Elderly abuse is committed in different settings, most commonly at home but it can also happen in nursing homes and other institutions. Many elderly live alone or with family members, so when they are abused, it is common to find that the abuser is a family member or paid caregiver, someone that the elder knows. Abuse can happen in nursing homes too and there have been many stories of elder abuse in these places that get attention but most abuse does not happen here (American Psychological Association). Many elder adults have been victims of abuse in other institutions like clubs or senior day care centers but abuse in these places is less common than abuse at home or nursing homes.
To conclude, elder abuse can happen to anyone. Elders from all socio-economic backgrounds, cultures and races are vulnerable to suffer some type of abuse. The risk is higher for certain groups; women, older elders and elders that suffer from dementia (NCEA, 2010). It may be hard to determine if an elder has been abused and has not reported it. There are many warning signs that can alert one if an elder has been abused. The abused elder’s personality may have changed, and/or they may have withdrawn from many activities and might have physical injuries that would make the abuse obvious. Changes in their financial situation may also indicate some type of exploitation (Administration on Aging, 2009). There are many things that can be done to prevent elder abuse; reporting abuse is the first step and applying the laws that protect the elderly. Keeping in touch with the elderly may help prevent the abuse. I think that people should also be aware of the types of abuse and how to help if they find out that a family member or friend is a victim. It is really sad to hear stories of our elders being abused when they should be loved, respected and taken care of. We can make a difference and stop elder abuse.
Administration on aging. (2009, October 08). Retrieved from http://www.aoa.gov/AoA_programs/Elder_Rights/EA_Prevention/whatIsEA.aspx
American psychological association. (2012). Retrieved from http://www.apa.org/pi/aging/resources/guides/elder-abuse.aspx
National center on elder abuse. (2005). Elder abuse prevalence and incidence. Retrieved from http://www.ncea.aoa.gov/ncearoot/Main_Site/pdf/publication/FinalStatistics050331.pdf
NCEA. (2011). Retrieved from National Center on Elder Abuse website: http://www.ncea.aoa.gov/ncearoot/Main_Site/index.aspx
World Health Organization. (2011, 04). World health organization.
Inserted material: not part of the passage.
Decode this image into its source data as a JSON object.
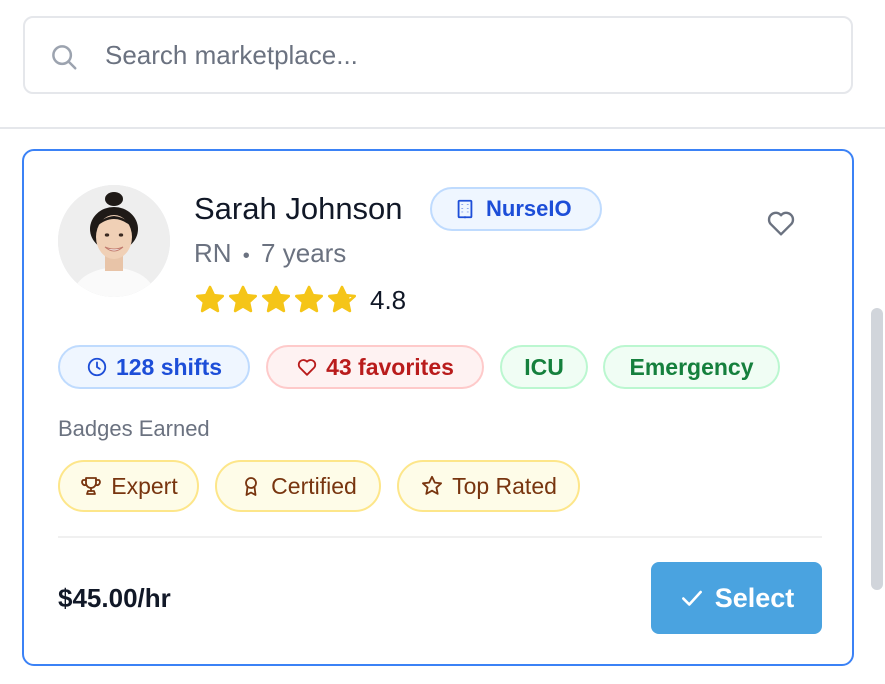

Retrieved from http://www.who.int/ageing/projects/elder_abuse/en/